A New Kind of Carbon Explorer Rides Out the Storm

A series from the new Carbon Flux Explorer’s optical sedimentation recorder shows three views of the same collection of carbon-containing particles and live invading organisms, which descend from surface waters at dawn (shown for their beauty, although they rarely get into the system). The images are 26 millimeters across, a little over an inch, and resolution is 10 millionths of a meter. The three lighting modes are, left, dark field (side) illumination; middle, transmitted light; and right, cross-polarized light, which can detect birefringent calcium carbonate – the small, very bright particles – and structures in some organisms. Two living larval ctenophores (comb jellies) are at left and right. The buckyball shape at top is a dead radiolarian, a one-celled animal with a silica skeleton. The carbon sedimentation is composed of a half-dozen amorphous aggregates and a dead crustacean.

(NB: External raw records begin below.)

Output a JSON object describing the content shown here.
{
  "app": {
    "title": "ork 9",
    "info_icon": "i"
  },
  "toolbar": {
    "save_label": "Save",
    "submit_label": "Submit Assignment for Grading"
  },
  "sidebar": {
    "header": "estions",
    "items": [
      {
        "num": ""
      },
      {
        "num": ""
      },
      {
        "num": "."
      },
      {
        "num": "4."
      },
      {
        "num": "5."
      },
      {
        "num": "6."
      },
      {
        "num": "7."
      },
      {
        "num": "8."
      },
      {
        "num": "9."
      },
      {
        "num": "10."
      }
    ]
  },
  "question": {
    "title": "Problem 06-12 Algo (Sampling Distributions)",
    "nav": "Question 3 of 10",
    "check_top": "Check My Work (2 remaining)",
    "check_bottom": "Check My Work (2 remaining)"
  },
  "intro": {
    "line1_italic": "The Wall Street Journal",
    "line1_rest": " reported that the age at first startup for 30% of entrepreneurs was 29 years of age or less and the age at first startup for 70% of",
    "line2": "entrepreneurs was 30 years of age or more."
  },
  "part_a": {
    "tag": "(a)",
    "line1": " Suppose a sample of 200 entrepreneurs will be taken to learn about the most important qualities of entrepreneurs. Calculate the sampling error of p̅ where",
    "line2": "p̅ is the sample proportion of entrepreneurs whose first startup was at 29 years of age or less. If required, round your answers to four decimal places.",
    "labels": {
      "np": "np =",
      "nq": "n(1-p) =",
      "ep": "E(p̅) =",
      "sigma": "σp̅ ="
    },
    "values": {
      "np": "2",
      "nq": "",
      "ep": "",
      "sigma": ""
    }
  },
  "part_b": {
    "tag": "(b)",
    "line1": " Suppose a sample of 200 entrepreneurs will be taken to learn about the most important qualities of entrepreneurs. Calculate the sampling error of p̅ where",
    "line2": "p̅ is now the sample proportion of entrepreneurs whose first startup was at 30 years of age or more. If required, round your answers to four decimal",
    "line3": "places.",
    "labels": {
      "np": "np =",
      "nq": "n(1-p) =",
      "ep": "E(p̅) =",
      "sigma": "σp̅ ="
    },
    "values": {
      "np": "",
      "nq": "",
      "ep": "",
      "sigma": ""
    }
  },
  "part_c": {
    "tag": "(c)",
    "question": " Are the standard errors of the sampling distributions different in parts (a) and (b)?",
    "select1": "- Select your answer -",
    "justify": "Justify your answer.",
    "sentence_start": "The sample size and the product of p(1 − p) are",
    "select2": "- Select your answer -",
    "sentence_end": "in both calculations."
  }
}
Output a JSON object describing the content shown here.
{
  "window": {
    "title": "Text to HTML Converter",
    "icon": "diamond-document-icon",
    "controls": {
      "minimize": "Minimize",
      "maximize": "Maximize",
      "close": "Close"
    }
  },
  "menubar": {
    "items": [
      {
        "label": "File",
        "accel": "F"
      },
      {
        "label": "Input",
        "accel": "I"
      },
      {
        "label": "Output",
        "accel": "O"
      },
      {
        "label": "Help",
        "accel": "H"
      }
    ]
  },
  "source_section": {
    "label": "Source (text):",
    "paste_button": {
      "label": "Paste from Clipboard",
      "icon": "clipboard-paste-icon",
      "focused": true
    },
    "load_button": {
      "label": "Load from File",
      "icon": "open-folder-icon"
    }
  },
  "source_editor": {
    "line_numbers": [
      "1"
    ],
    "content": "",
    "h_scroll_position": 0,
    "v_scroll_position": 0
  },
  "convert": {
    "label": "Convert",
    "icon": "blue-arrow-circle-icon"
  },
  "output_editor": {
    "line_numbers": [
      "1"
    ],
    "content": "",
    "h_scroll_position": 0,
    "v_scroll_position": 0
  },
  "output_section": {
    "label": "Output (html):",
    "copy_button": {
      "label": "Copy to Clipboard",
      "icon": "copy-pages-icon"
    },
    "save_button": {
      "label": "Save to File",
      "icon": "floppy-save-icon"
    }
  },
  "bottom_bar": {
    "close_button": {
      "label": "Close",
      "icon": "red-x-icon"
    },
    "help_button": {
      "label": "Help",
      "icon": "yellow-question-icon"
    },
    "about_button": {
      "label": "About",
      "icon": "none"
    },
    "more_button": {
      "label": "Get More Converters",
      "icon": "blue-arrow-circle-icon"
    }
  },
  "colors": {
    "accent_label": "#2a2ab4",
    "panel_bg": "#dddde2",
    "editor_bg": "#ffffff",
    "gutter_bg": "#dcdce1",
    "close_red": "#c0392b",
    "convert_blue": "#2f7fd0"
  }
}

Carbon Explorers have produced detailed information on the carbon cycle in the Atlantic, Pacific, and Southern Oceans – information that would be unaffordable or even impossible to obtain from shipboard. Now a new breed of Carbon Flux Explorers not only measures day-by-day variations in biomass sediment, they can determine exactly what’s in each collected sample. Knowing what’s in the sediment, including what’s eating the detritus, adds essential knowledge for understanding the ocean carbon cycle.